### What the task asks
Your copy should match the records exactly, apart from the pictures, which stay out.

(Excerpts from an interface dataset)
----

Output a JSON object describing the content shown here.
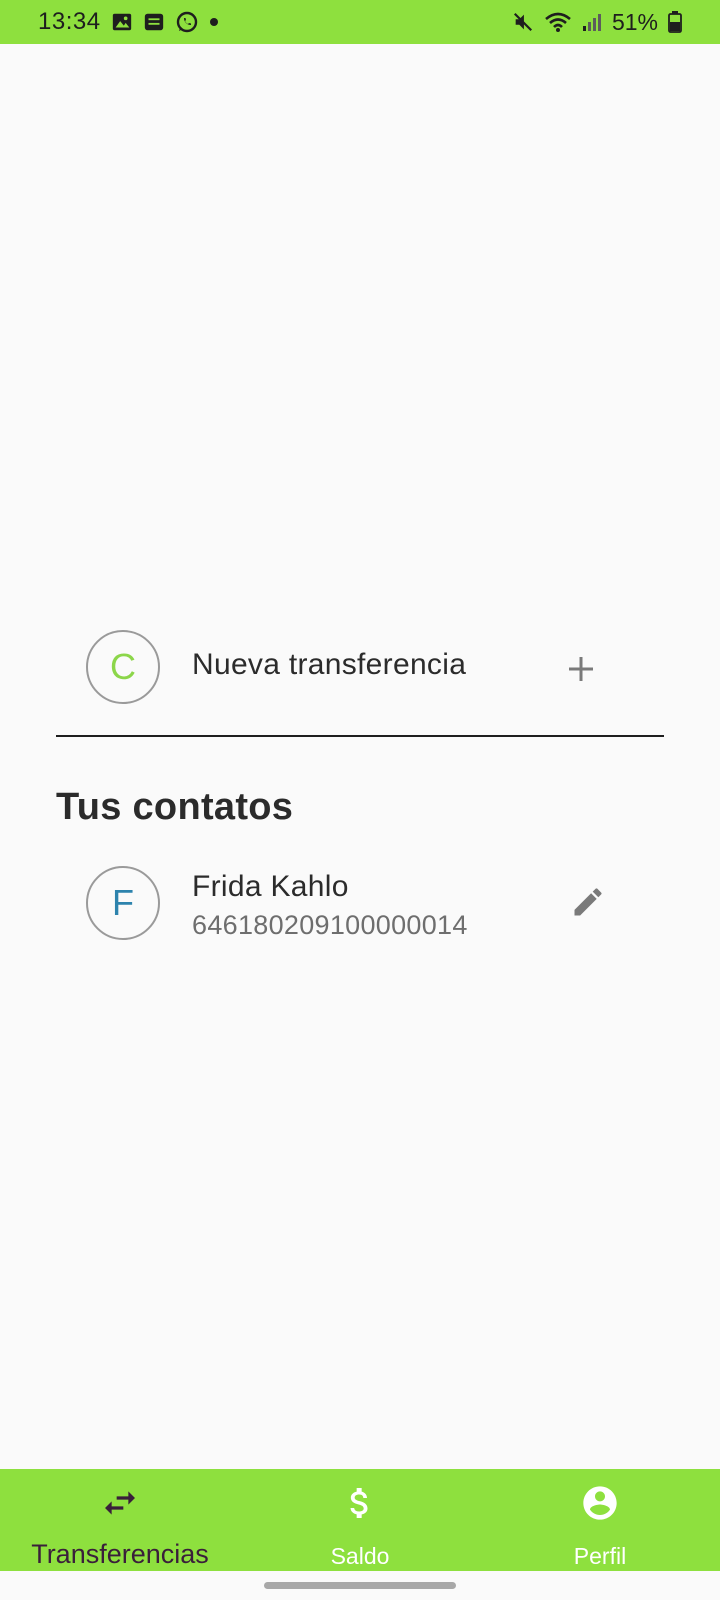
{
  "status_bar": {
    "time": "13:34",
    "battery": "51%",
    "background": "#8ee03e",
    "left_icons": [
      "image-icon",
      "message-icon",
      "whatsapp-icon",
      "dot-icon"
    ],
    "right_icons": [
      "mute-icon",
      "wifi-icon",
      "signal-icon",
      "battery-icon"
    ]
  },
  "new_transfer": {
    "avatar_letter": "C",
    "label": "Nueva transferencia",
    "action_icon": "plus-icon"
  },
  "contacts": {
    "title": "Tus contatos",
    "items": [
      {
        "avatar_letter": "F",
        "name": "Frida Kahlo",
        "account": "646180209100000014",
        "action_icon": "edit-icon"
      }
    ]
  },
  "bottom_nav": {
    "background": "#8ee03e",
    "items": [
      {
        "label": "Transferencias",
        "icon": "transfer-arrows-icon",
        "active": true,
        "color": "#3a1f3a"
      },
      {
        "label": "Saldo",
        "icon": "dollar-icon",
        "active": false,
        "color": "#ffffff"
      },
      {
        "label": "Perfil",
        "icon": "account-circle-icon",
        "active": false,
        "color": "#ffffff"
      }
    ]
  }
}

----

### Final answer
Output a JSON object describing the content shown here.
{
  "status_bar": {
    "time": "13:34",
    "battery": "51%",
    "background": "#8ee03e",
    "left_icons": [
      "image-icon",
      "message-icon",
      "whatsapp-icon",
      "dot-icon"
    ],
    "right_icons": [
      "mute-icon",
      "wifi-icon",
      "signal-icon",
      "battery-icon"
    ]
  },
  "new_transfer": {
    "avatar_letter": "C",
    "label": "Nueva transferencia",
    "action_icon": "plus-icon"
  },
  "contacts": {
    "title": "Tus contatos",
    "items": [
      {
        "avatar_letter": "F",
        "name": "Frida Kahlo",
        "account": "646180209100000014",
        "action_icon": "edit-icon"
      }
    ]
  },
  "bottom_nav": {
    "background": "#8ee03e",
    "items": [
      {
        "label": "Transferencias",
        "icon": "transfer-arrows-icon",
        "active": true,
        "color": "#3a1f3a"
      },
      {
        "label": "Saldo",
        "icon": "dollar-icon",
        "active": false,
        "color": "#ffffff"
      },
      {
        "label": "Perfil",
        "icon": "account-circle-icon",
        "active": false,
        "color": "#ffffff"
      }
    ]
  }
}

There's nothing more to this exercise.